Their mirror mosaic is just one of the entire series of thought-provoking and sometimes controversial work. Brilliant stuff!
By skewing and shearing everyday objects, (well.. ok.. everyday objects AND a skull), Robert Lazzarini forces upon his audience a new perspective that warps and distorts. I can imagine feeling disoriented viewing these art pieces, which is the best compliment you can pay.
These are some seriously sick drawings, from Crayola crayons, by artist/illustrator Winnie Truong
Daniel Weil latest extraordinary project is a clock, its parts stripped from each other and displayed for the word to see. All the basic runnings of the a clock is there, beautifully presented, all plated in chrome. I especially love how the numbers for the hours and seconds were done, one set on the inside rim, and the other on the outside. Simply beautiful!
Peter Alexander is an established American artist whose series of resin sculptures, done in the sixties and seventies seems so ultra modern and minimal, really spoke to me. I simply love the gently gradating colours and the precision of his execution. Who does not fall in love with a solid block of resin?
What a beautiful and poetic discovery, and what a stunning execution! by Peter Wegner
Richard Wilkinson has amazing skills in photoshop, rendering lifelike birds for a magazine spread. What’s more amazing is that he generously captured his process in an animated GIF for some unadulterated coolness. (The GIFs are huge so may take a while to load, but completely worth your time. I promise.)

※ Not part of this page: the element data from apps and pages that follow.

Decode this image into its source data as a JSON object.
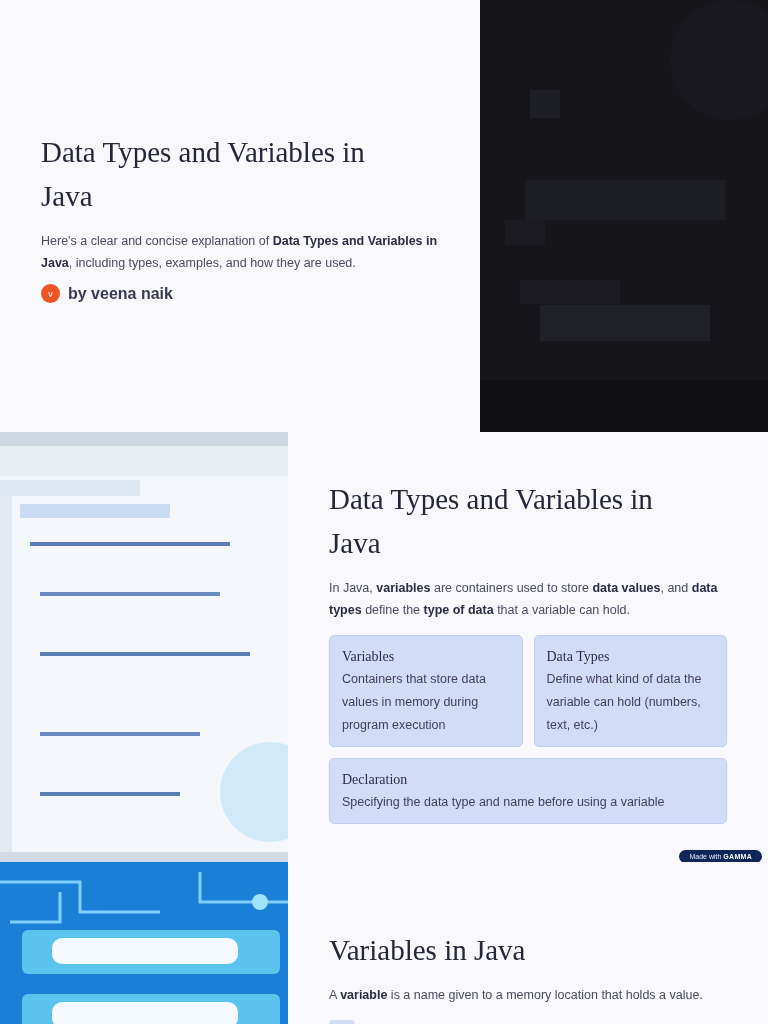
{
  "cover": {
    "title": "Data Types and Variables in Java",
    "intro": "Here's a clear and concise explanation of **Data Types and Variables in Java**, including types, examples, and how they are used.",
    "author": {
      "initial": "v",
      "name": "by veena naik"
    }
  },
  "overview": {
    "title": "Data Types and Variables in Java",
    "intro": "In Java, **variables** are containers used to store **data values**, and **data types** define the **type of data** that a variable can hold.",
    "cards": [
      {
        "title": "Variables",
        "text": "Containers that store data values in memory during program execution"
      },
      {
        "title": "Data Types",
        "text": "Define what kind of data the variable can hold (numbers, text, etc.)"
      },
      {
        "title": "Declaration",
        "text": "Specifying the data type and name before using a variable"
      }
    ],
    "badge": "Made with **GAMMA**"
  },
  "variables": {
    "title": "Variables in Java",
    "intro": "A **variable** is a name given to a memory location that holds a value."
  }
}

An interesting take on taxes and the government. Design studio Beta Tank have designed a chair with moving panels that transform it from a functional object (on which tax is payable at 19%) to an art object (tax payable at 7%). By deliberately creating an object that is purposefully unusable, the object avoids the high tax rate. via Dezeen
Simon Duhamel has an amazing series of photographs, where he perfectly lit a series of bubble packing infront of bright primary coloured background to amazing results.
Jason Hopkins envisions a perfect human form, based on geometric shapes and organic curves. The resulting images are scarily familiar, but hauntingly alien and seriously scary.
Viennese/Croatian design collective Numen / For Use has created a web cocoon only out of packing tape, all 117,000 feet and 100 pounds of it. Drawing inspiration from a dancer’s movement across the space, the resulting web is strong enough to support visitors climbing into and all over it. via Fast Company
Florentijn Hofman’s Fat Monkey made entirely out of flipflops!
Fat Monkey (Macaco Gordo)
Sao Paulo 2010
5 x 4 x 15 meters
Inflatable and flip flops
The Fat Monkey is a site specific work which was created out of the question from the Pixelshow to make a sculpture during their conference in 2010. Made with the help of local students and made from the brazilian icon; the flip flop which obviously works as one of the 10.000 pixels. The fat monkey is a work in the series Obeastitas.